Retired Army Col. Virgil Ney, 74, a military historian and teacher who had seen combat in World War II and the Korean conflict, died Monday at Walter Reed Army Hospital. He had a heart ailment.

Sent to the Pacific in the latter part of World War II as a battalion commander in the Philippine, Col. Ney remained there after the war as a historian on the staff of Gen. Douglas MacArthur. He also was on MacArthur's staff in Japan.

In 1947, Col. Ney was sent to Nanking, China, to establish a school for combat historians for the Nationalist army of Chiang Kai-shek. During the Korean conflict, he organized a psychological warfare school for the Korean army and participated in anti-guerrilla operations in Cholia Namdo province.

After his return from Korea, he wrote a book, "Notes on Guerrilla Warfare," in which he stressed that guerrilla warfare was replacing conventional warfare and that new strategies must be developed by military leaders.

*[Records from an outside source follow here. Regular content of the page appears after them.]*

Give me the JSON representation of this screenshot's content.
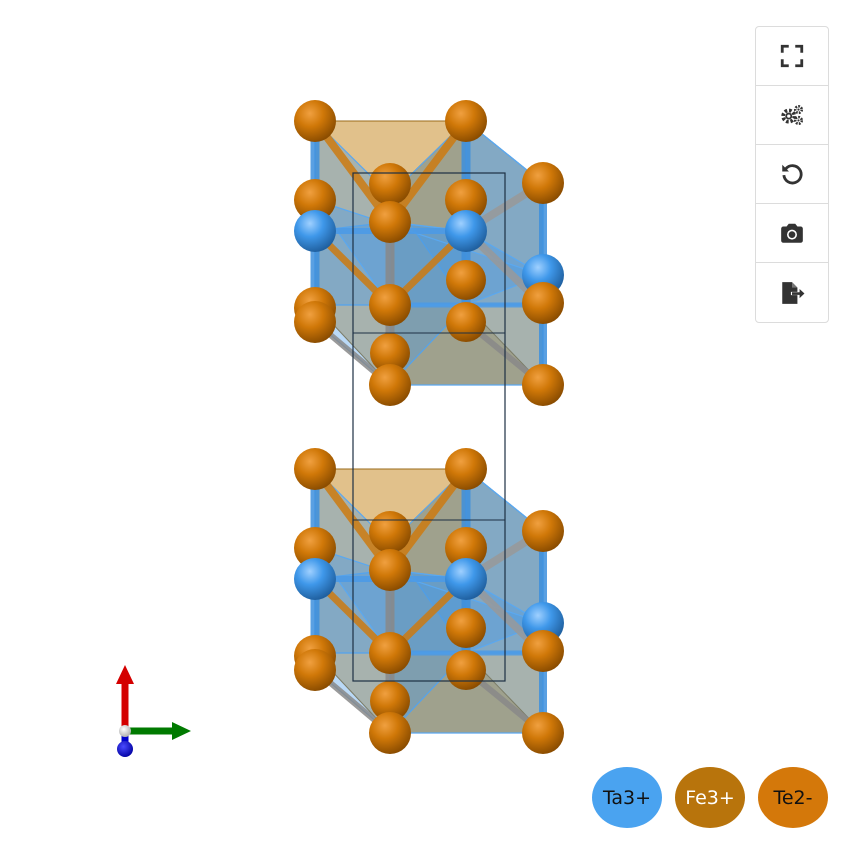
{
  "toolbar": {
    "buttons": [
      {
        "name": "fullscreen-button",
        "icon": "fullscreen-icon"
      },
      {
        "name": "settings-button",
        "icon": "gears-icon"
      },
      {
        "name": "reset-view-button",
        "icon": "reset-icon"
      },
      {
        "name": "screenshot-button",
        "icon": "camera-icon"
      },
      {
        "name": "export-button",
        "icon": "export-file-icon"
      }
    ],
    "icon_color": "#333333"
  },
  "legend": [
    {
      "label": "Ta3+",
      "color": "#4aa3f0",
      "text_color": "#111111"
    },
    {
      "label": "Fe3+",
      "color": "#b8740c",
      "text_color": "#ffffff"
    },
    {
      "label": "Te2-",
      "color": "#d4780a",
      "text_color": "#111111"
    }
  ],
  "axes": {
    "a_color": "#d40000",
    "b_color": "#007a00",
    "c_color": "#0000cc"
  },
  "structure": {
    "polyhedron_blue": "#4a9ae8",
    "polyhedron_tan": "#c98e2c",
    "atom_orange": "#cc7000",
    "atom_blue": "#3d97e8",
    "cell_line": "#1d3044"
  }
}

Col. Ney graduated from George Washington University in 1953. He retired from military service in 1957 after a tour of duty in the office of reserve training at Fort Myer.

He then was a planning specialist with the Civil Defense office in Washington, taught at American University, was assistant director in the Army War College program at George Washington University and was with the Special Warfare school at Fort Belvoir.

During this period, he also earned a master's degree and doctorate from Georgetown University. He was a senior military analyst and historian with Technical Operations Inc. in 1964-72.

Col. Ney was born in Omaha, and attended Omaha University before entering the Army in 1926. His decorations during his 31-year career included the Legion of Merit.

He was a fellow of the Company of Military Historians, a member of the Council on Abandoned Military Posts and the D.C. Chapter of the Sons of the American Revolution, and a 32nd degree Mason.

He had been a contributing editor to National Defense Magazine. His most recent book was "Fort on the Prairies," a story of garrison life in the frontier days at Fort Atkinson, Iowa.

He is survived by his wife, Electa Davis Ney, of the home in Silver Spring, and a sister, Mrs. Michael Riaff, of St. Louis. CAPTION: Picture, VIRGIL NEY